Since the January 25, 2011, uprising that unseated Mubarak, Iran has eagerly courted the new government in a bid to reverse its international isolation over a nuclear enrichment programme that is actively opposed by the West and Israel.
"What is happening is Egypt is trying to regain its role in influencing policies in the region and Iran is becoming more pragmatic than it used to be," said Wahib El Miniawy, Egypt's former ambassador to Peru, Venezuela and Japan. "We are two of the biggest countries in the region. It's important to understand each other more."
Egypt could also become an effective mediator in Iran's nuclear dispute, said Noha Bakr, a professor of political science at the American University in Cairo.
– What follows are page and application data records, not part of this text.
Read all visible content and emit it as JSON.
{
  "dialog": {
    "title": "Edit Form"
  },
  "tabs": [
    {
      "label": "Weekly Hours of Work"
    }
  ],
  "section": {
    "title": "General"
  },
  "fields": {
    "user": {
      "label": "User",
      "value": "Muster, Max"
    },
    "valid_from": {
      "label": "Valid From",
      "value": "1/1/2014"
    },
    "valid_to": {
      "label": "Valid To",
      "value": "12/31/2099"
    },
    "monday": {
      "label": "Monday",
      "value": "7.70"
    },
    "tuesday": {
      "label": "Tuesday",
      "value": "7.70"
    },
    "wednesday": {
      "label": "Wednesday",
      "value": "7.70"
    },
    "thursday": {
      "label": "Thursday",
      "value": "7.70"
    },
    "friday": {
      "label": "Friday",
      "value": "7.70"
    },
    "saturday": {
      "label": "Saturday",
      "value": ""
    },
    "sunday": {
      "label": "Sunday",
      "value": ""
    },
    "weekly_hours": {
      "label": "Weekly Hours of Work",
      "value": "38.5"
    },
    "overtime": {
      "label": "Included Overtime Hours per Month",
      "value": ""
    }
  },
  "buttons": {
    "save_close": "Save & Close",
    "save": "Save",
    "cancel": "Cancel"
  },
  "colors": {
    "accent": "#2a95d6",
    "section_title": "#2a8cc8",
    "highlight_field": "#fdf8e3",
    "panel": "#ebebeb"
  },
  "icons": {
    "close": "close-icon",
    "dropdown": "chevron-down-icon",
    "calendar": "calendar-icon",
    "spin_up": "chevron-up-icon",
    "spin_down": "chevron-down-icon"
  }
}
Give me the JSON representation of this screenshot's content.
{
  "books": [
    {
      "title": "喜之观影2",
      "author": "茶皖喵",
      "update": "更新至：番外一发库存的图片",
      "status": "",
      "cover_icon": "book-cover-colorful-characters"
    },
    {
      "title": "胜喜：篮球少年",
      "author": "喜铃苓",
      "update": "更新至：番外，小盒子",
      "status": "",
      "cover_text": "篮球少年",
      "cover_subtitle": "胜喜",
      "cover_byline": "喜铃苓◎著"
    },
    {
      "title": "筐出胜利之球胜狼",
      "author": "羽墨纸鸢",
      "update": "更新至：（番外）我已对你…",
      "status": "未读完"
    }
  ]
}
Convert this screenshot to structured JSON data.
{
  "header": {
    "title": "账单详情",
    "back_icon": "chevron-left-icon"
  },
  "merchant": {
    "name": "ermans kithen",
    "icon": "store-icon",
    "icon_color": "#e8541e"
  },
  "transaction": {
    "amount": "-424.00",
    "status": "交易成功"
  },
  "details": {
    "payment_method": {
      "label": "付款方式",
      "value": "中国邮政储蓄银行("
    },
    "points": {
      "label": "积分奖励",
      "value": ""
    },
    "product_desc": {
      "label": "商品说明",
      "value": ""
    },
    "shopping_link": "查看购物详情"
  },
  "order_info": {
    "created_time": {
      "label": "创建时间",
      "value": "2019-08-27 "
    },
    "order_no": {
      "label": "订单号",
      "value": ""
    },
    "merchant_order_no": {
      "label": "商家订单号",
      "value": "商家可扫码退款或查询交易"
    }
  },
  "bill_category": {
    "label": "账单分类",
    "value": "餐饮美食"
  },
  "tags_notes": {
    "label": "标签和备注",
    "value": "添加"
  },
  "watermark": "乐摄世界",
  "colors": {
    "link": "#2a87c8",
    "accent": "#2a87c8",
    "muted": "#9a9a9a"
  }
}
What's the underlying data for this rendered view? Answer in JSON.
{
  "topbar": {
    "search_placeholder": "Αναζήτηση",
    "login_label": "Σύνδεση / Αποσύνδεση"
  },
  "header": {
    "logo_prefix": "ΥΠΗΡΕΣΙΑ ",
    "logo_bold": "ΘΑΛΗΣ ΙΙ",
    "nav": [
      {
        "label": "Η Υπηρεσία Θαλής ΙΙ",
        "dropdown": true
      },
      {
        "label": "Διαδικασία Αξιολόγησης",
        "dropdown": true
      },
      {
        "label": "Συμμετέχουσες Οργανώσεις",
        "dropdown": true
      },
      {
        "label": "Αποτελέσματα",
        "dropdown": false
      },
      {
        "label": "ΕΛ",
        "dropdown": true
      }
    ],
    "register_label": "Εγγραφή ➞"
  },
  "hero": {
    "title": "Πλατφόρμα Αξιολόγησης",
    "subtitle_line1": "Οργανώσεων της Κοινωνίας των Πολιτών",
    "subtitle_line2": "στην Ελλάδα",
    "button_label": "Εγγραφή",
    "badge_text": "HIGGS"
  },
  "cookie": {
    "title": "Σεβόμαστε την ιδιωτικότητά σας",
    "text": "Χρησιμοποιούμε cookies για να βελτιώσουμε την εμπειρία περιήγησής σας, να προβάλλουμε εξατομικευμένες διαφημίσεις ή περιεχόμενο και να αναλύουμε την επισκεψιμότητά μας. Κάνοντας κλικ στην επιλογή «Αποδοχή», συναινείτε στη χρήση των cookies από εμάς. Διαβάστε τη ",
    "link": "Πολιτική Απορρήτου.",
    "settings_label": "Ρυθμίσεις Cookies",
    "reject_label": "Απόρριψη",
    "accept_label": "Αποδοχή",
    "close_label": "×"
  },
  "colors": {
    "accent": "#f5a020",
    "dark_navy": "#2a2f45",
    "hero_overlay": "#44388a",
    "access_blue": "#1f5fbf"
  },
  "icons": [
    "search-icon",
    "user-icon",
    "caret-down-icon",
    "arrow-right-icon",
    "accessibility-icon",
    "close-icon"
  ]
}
"Egypt might be viewed by Iran as a fair broker in the game of negotiation," she said. "The fact that President Morsi comes from a an Islamist background and has a similar way of thinking to Ahmadinejad could make Egypt a new mediator."
Iranian foreign minister Ali Akbar Salehi openly floated the idea of having the next round of nuclear talks with world powers being held in Egypt last month, but the idea was scrapped after Egypt's latest round of political violence which has seen more than 60 people opposing Mr Morsi's presidency killed in street battles with police.
While his record for managing Egypt's declining economy and turbulent political situation at home has left his group, the Muslim Brotherhood, increasingly isolated, Mr Morsi has won plaudits for his foreign policy moves.
His most important accomplishment was brokering a ceasefire between Israel and Gaza after eight days of shelling that led to the deaths of 162 Palestinians and six Israelis in November. But those gains were quickly overshadowed by a presidential decree protecting Mr Morsi's decisions from judicial overview and his choice to rush through a vote on a controversial constitution.
With additional reporting by the Associated Press